Indirect Tax: This type of tax is not paid by someone to the authorities and it is actually passed on to the other in the form of increased cost.
They are levied on goods and services produced or purchased.
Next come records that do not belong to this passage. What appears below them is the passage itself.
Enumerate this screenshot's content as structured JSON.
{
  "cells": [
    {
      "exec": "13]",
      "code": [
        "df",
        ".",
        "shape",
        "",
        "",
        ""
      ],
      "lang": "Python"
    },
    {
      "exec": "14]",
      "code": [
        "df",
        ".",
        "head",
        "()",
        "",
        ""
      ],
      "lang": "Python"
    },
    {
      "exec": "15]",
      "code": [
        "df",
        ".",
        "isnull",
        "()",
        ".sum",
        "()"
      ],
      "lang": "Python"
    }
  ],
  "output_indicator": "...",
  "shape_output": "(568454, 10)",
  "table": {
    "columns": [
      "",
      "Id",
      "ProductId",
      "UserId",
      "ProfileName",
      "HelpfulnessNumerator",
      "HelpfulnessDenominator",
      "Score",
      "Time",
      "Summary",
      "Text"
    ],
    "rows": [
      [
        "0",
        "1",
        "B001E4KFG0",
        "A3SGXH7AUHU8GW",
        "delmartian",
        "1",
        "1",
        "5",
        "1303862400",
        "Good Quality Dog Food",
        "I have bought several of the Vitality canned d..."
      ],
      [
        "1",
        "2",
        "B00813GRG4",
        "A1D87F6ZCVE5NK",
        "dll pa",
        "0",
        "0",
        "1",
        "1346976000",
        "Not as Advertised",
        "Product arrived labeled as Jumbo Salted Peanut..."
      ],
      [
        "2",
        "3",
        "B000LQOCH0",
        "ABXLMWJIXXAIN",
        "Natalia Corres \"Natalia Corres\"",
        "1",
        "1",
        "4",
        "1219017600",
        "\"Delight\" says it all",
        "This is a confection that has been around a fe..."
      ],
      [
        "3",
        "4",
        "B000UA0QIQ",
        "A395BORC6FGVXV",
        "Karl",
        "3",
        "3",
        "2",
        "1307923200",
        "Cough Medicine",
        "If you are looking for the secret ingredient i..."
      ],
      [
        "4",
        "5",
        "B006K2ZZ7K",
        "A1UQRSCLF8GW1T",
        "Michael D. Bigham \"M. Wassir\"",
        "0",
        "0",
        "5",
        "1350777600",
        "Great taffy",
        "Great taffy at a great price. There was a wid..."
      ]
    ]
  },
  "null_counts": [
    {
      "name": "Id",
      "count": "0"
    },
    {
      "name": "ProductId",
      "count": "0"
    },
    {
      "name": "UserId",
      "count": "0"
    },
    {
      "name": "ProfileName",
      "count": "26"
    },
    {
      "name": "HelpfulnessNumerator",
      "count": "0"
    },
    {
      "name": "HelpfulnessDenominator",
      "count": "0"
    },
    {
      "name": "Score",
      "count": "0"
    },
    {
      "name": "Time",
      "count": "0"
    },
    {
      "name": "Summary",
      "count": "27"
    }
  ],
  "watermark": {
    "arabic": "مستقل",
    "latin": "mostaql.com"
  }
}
Excise Tax, Sales Tax, Vat, Entertainment tax are indirect taxes.
Trick to remember: Excuse me.
Ex- excise tax, cu- custom tax, se- service tax, m- market tax/VAT, e- entertainment tax.
NOSTRO Account: A Nostro account is maintained by an Indian Bank in the foreign countries.
VOSTRO Account: A Vostro account is maintained by a foreign bank in India with their corresponding bank.
SDR (Special Drawing Rights): SDR are new form of International reserve assets, created by the International Monetary Fund in 1967.
The value of SDR is based on the portfolio of widely used countries and they are maintained as accounting entries and not as hard currency or physical assets like Gold.
BOND: Publicly traded ling term debt securities issued by corporations and governments, whereby the issuer agrees to pay a fixed amount of interest over a specified period of time and to repay a fixed principal maturity.
CRAR(Capital to Risk Weighted Assets Ratio):
Capital to risk Weighted assets ratio is arrived at by dividing the capital of the bank with aggregated risk weighted assets for credit risk, market risk and operational risk.
Non Performing Assets (NPA): An asset (loan), including a leased asset, becomes non performing when it ceases to generate income for the bank.
Once the borrower is failed to make payment of interest or principal for 90 days the loan is considered as NPA. This is a major problem for banking industry today. Banks are groaning with the rising burden of NPA.
Inflation: inflation is a rise in the general level of prices of goods and services in an economy over a period of time. When general price level rises, each unit of currency buys fewer goods and services.
Consequently, inflation reflects a reduction in the purchasing power per unit of money &ndash a loss of real value in the medium of exchange and unit of account within the economy.